(STUDY MATERIAL)

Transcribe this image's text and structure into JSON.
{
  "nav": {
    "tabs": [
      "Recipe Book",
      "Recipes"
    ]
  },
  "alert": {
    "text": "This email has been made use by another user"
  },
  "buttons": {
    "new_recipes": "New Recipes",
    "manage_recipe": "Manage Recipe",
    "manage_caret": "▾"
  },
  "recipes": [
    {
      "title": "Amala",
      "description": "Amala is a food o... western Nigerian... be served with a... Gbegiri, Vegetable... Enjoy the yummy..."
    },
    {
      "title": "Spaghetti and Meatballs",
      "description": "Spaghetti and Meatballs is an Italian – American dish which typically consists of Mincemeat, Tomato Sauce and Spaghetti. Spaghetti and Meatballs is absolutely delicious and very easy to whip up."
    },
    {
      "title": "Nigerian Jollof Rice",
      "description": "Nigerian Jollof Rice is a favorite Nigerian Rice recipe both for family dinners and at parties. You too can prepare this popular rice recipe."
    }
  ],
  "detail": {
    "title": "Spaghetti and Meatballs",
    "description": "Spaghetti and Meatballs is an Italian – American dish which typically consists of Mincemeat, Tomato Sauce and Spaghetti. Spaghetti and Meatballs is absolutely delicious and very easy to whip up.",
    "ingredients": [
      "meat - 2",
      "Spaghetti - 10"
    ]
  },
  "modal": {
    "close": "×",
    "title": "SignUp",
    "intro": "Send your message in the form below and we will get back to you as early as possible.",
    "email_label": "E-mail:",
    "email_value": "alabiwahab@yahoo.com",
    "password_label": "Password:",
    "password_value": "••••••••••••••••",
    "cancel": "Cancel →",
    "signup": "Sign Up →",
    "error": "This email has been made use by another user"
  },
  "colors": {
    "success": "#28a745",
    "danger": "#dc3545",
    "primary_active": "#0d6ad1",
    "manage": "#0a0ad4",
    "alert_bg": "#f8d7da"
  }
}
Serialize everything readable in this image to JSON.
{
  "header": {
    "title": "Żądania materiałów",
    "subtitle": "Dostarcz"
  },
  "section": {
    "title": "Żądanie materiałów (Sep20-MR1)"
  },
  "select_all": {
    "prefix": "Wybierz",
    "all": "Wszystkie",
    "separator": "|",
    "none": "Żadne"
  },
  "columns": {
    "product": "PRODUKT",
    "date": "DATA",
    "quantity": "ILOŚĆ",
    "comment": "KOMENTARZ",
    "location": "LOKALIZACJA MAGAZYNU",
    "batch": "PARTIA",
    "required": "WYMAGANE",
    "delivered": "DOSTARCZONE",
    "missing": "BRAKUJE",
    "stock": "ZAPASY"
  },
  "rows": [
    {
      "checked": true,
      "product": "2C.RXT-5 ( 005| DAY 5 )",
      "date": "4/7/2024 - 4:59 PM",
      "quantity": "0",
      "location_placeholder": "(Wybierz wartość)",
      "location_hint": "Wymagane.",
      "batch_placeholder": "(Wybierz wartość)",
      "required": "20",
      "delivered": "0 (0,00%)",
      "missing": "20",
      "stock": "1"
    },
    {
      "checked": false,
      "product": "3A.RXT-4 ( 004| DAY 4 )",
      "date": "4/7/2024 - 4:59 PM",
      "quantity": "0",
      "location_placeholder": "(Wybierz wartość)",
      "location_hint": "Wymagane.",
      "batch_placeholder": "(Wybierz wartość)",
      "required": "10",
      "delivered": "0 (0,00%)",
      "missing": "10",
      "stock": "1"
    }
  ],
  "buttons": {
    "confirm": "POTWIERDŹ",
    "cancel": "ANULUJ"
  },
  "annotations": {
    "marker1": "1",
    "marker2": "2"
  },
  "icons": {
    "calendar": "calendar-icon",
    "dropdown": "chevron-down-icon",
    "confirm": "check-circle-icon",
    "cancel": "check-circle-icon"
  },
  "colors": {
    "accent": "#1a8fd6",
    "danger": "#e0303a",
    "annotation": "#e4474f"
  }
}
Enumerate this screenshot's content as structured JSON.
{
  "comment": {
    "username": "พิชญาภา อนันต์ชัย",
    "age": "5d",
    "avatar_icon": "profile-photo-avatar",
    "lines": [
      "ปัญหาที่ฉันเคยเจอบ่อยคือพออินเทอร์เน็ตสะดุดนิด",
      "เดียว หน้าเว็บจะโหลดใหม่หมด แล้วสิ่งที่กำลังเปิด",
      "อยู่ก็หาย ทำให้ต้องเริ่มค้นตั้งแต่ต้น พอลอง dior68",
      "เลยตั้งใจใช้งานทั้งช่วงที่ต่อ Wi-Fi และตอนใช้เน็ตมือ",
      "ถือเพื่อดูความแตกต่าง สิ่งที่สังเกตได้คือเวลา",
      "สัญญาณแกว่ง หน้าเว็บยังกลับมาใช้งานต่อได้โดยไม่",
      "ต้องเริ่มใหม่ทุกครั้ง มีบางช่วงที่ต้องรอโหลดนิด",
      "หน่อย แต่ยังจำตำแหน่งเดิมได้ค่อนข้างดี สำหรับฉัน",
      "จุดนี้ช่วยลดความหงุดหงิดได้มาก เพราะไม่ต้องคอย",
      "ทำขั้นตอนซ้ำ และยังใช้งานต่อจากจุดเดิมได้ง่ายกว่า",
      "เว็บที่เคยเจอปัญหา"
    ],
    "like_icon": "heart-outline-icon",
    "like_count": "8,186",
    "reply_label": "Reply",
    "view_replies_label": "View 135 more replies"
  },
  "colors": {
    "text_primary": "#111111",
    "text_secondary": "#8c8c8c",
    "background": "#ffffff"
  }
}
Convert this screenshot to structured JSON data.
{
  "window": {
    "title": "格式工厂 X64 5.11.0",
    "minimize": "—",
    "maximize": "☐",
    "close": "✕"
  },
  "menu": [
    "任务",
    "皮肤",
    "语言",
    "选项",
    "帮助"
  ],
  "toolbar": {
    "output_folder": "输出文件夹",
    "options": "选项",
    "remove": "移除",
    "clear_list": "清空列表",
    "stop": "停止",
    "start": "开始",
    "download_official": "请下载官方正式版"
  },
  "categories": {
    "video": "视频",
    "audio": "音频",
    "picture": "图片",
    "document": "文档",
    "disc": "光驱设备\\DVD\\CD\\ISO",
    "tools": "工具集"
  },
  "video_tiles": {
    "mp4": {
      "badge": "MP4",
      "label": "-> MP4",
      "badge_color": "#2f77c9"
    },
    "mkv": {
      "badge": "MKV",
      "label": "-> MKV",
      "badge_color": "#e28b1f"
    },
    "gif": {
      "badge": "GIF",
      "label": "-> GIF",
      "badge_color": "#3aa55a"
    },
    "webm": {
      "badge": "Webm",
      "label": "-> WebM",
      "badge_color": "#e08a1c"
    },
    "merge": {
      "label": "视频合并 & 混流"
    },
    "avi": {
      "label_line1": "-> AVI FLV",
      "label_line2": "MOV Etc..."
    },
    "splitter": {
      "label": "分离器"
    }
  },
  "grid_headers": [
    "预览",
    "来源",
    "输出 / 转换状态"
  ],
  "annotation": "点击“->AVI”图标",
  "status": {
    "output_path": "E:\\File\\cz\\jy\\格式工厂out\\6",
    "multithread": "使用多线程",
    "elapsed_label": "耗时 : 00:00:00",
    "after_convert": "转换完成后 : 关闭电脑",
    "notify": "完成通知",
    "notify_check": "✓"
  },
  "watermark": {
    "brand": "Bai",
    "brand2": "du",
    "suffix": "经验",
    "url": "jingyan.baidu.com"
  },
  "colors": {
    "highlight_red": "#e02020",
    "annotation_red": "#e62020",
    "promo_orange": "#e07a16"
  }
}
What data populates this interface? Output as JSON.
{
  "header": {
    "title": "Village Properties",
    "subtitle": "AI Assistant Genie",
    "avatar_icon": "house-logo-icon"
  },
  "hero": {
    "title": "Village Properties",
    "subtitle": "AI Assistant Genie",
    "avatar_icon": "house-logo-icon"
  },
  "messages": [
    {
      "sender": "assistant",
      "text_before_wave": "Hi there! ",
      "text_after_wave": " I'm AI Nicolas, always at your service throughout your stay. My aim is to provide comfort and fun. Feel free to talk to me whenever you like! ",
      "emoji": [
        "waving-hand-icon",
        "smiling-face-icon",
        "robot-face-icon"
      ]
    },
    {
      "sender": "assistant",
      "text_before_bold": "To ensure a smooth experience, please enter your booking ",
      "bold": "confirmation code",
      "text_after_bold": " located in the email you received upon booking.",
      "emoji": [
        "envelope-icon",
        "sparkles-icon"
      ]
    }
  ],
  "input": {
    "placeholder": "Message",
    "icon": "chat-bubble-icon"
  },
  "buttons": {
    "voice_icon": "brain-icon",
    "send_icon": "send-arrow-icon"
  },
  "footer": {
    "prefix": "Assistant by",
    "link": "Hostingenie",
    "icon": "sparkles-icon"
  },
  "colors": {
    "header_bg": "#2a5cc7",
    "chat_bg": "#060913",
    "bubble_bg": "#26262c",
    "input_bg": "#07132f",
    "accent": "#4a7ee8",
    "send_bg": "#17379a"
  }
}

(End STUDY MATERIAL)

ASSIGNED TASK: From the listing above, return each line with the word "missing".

SOLUTION:
    "missing": "BRAKUJE",
      "missing": "20",
      "missing": "10",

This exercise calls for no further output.